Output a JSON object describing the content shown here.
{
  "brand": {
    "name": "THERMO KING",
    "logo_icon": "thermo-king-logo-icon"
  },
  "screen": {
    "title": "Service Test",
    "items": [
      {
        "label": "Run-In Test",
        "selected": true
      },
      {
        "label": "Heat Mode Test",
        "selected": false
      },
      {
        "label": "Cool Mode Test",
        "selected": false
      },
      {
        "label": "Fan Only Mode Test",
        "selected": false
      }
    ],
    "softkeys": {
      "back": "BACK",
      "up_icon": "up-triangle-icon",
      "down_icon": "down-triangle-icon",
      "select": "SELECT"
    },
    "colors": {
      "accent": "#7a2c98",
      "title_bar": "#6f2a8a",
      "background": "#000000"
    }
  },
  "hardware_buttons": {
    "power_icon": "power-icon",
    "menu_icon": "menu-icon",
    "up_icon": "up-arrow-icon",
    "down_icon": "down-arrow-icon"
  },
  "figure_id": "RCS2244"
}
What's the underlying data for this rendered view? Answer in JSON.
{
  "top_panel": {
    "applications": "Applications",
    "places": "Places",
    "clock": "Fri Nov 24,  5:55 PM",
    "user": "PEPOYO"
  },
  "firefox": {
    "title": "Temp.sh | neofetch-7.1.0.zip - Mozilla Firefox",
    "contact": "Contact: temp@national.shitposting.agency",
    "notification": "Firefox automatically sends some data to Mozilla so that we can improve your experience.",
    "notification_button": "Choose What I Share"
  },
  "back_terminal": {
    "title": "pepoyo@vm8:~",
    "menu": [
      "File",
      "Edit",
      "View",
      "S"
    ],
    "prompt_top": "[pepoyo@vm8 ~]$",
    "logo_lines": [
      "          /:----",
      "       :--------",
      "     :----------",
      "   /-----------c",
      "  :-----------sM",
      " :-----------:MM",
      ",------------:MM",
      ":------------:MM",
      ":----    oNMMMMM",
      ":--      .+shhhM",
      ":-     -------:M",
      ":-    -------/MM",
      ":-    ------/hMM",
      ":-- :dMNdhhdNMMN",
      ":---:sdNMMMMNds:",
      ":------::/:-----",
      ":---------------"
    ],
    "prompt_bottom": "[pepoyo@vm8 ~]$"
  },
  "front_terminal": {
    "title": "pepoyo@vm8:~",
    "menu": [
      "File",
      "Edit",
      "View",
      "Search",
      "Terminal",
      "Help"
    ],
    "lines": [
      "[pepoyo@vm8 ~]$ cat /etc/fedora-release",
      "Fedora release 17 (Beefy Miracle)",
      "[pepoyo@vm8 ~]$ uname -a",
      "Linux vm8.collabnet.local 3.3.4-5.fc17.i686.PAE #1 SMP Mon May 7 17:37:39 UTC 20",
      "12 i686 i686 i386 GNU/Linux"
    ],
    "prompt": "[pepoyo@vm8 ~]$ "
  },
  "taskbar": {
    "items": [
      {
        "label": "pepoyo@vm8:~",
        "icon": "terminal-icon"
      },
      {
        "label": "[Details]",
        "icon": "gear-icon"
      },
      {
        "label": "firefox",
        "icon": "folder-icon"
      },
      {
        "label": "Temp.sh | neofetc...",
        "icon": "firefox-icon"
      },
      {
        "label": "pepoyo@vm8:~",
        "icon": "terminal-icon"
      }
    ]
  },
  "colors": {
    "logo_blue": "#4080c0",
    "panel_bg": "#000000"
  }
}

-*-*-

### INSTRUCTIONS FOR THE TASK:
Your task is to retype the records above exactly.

### RESPONSE AREA:
Output a JSON object describing the content shown here.
{
  "brand": {
    "name": "THERMO KING",
    "logo_icon": "thermo-king-logo-icon"
  },
  "screen": {
    "title": "Service Test",
    "items": [
      {
        "label": "Run-In Test",
        "selected": true
      },
      {
        "label": "Heat Mode Test",
        "selected": false
      },
      {
        "label": "Cool Mode Test",
        "selected": false
      },
      {
        "label": "Fan Only Mode Test",
        "selected": false
      }
    ],
    "softkeys": {
      "back": "BACK",
      "up_icon": "up-triangle-icon",
      "down_icon": "down-triangle-icon",
      "select": "SELECT"
    },
    "colors": {
      "accent": "#7a2c98",
      "title_bar": "#6f2a8a",
      "background": "#000000"
    }
  },
  "hardware_buttons": {
    "power_icon": "power-icon",
    "menu_icon": "menu-icon",
    "up_icon": "up-arrow-icon",
    "down_icon": "down-arrow-icon"
  },
  "figure_id": "RCS2244"
}
What's the underlying data for this rendered view? Answer in JSON.
{
  "top_panel": {
    "applications": "Applications",
    "places": "Places",
    "clock": "Fri Nov 24,  5:55 PM",
    "user": "PEPOYO"
  },
  "firefox": {
    "title": "Temp.sh | neofetch-7.1.0.zip - Mozilla Firefox",
    "contact": "Contact: temp@national.shitposting.agency",
    "notification": "Firefox automatically sends some data to Mozilla so that we can improve your experience.",
    "notification_button": "Choose What I Share"
  },
  "back_terminal": {
    "title": "pepoyo@vm8:~",
    "menu": [
      "File",
      "Edit",
      "View",
      "S"
    ],
    "prompt_top": "[pepoyo@vm8 ~]$",
    "logo_lines": [
      "          /:----",
      "       :--------",
      "     :----------",
      "   /-----------c",
      "  :-----------sM",
      " :-----------:MM",
      ",------------:MM",
      ":------------:MM",
      ":----    oNMMMMM",
      ":--      .+shhhM",
      ":-     -------:M",
      ":-    -------/MM",
      ":-    ------/hMM",
      ":-- :dMNdhhdNMMN",
      ":---:sdNMMMMNds:",
      ":------::/:-----",
      ":---------------"
    ],
    "prompt_bottom": "[pepoyo@vm8 ~]$"
  },
  "front_terminal": {
    "title": "pepoyo@vm8:~",
    "menu": [
      "File",
      "Edit",
      "View",
      "Search",
      "Terminal",
      "Help"
    ],
    "lines": [
      "[pepoyo@vm8 ~]$ cat /etc/fedora-release",
      "Fedora release 17 (Beefy Miracle)",
      "[pepoyo@vm8 ~]$ uname -a",
      "Linux vm8.collabnet.local 3.3.4-5.fc17.i686.PAE #1 SMP Mon May 7 17:37:39 UTC 20",
      "12 i686 i686 i386 GNU/Linux"
    ],
    "prompt": "[pepoyo@vm8 ~]$ "
  },
  "taskbar": {
    "items": [
      {
        "label": "pepoyo@vm8:~",
        "icon": "terminal-icon"
      },
      {
        "label": "[Details]",
        "icon": "gear-icon"
      },
      {
        "label": "firefox",
        "icon": "folder-icon"
      },
      {
        "label": "Temp.sh | neofetc...",
        "icon": "firefox-icon"
      },
      {
        "label": "pepoyo@vm8:~",
        "icon": "terminal-icon"
      }
    ]
  },
  "colors": {
    "logo_blue": "#4080c0",
    "panel_bg": "#000000"
  }
}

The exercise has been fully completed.